● **Work to be completed**
Only the count is expected: the number of lines below that contain "data".

● **Extracted material**
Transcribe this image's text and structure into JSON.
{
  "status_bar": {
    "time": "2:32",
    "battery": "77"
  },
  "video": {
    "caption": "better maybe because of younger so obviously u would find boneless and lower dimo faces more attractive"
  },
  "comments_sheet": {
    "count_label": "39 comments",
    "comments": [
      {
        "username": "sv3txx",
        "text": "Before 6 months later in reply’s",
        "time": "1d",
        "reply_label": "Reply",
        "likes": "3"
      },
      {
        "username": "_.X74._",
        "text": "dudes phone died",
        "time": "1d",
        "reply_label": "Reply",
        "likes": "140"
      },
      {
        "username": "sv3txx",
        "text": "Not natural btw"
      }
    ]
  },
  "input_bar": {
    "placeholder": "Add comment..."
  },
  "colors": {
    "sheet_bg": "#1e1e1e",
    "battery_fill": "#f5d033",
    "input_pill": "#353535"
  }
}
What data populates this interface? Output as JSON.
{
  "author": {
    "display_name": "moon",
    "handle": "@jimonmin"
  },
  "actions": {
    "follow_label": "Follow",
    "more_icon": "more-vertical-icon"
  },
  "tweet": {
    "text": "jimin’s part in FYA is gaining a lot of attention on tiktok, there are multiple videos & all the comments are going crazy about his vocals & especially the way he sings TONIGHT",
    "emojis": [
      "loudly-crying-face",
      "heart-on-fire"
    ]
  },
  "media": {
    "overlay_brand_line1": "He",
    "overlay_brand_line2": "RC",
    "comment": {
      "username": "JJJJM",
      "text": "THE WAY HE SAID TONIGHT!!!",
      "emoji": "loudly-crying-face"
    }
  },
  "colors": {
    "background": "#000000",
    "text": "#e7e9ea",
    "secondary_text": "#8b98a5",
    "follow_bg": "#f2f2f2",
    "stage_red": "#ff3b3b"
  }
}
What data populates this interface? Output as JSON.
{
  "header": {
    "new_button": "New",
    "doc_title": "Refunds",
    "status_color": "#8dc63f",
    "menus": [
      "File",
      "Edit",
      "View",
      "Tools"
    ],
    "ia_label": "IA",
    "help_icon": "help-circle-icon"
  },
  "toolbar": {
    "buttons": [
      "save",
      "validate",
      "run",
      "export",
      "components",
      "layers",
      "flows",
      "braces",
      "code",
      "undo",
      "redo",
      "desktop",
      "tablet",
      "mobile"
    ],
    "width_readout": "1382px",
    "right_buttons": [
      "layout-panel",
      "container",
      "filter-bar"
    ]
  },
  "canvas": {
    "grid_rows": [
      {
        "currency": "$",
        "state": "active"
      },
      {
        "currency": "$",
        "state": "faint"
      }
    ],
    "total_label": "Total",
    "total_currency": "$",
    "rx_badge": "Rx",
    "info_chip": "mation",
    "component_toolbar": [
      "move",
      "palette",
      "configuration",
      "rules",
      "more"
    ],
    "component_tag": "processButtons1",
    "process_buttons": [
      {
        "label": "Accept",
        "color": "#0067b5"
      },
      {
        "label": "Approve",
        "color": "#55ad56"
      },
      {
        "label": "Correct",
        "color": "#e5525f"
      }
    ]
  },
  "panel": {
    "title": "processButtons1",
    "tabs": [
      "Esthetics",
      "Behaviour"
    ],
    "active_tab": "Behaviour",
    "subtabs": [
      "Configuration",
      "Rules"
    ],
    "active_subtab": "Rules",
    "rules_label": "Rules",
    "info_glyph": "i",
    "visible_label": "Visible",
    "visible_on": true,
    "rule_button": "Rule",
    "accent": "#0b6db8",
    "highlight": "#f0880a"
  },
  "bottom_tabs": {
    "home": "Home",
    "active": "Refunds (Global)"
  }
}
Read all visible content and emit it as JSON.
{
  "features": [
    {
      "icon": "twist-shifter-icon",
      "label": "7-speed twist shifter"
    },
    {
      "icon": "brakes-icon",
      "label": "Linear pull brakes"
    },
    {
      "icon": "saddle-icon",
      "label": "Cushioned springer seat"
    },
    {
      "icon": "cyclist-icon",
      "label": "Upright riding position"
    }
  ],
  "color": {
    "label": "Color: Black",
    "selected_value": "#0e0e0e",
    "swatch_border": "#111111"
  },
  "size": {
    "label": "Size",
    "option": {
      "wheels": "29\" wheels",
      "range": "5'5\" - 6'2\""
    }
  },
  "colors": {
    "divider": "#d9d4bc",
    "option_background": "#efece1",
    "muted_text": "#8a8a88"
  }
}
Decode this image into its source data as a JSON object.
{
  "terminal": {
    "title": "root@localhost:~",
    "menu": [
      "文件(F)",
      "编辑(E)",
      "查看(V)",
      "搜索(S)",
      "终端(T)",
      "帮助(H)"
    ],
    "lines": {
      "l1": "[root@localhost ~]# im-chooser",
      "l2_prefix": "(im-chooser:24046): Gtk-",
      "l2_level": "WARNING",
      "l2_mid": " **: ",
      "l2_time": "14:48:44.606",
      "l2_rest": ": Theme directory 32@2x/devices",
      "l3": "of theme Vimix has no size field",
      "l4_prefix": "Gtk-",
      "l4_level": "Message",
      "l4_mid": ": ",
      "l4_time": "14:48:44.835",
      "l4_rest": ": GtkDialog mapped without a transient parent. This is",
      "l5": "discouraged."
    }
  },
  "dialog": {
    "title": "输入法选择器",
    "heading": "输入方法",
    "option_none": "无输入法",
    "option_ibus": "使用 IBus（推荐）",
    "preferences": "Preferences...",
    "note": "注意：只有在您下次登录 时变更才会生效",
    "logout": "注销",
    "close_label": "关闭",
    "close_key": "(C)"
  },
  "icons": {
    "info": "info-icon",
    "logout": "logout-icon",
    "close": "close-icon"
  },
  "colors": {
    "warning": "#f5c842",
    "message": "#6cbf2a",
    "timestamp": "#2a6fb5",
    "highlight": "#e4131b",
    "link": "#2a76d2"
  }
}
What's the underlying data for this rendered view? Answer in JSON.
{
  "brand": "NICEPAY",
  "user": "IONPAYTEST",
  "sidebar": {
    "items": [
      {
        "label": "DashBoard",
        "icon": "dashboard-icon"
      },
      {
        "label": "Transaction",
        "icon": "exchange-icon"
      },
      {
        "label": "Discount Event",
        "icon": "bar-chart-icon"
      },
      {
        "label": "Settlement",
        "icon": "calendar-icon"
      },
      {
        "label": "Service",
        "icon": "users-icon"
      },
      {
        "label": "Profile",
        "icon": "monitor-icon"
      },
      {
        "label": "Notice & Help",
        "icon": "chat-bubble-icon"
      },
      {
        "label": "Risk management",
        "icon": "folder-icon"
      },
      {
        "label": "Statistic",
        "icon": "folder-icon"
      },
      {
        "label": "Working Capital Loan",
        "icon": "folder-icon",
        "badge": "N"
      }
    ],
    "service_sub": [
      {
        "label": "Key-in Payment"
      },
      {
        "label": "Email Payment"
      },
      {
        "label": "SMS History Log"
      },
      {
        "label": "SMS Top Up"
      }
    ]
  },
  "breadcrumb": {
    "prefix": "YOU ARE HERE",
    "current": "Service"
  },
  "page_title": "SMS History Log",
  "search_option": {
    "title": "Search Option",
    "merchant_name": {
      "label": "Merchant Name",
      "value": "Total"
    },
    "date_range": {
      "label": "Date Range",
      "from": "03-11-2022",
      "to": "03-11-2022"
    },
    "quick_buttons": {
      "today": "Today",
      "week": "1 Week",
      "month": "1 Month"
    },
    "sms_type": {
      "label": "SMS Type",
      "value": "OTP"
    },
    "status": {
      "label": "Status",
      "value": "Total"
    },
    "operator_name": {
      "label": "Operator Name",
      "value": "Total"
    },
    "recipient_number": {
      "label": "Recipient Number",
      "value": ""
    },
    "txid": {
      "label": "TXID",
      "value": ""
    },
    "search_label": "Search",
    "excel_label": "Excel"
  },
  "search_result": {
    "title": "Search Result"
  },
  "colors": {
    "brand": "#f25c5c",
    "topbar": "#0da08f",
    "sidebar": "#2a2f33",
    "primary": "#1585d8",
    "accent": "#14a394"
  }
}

● **Response to this exercise**
4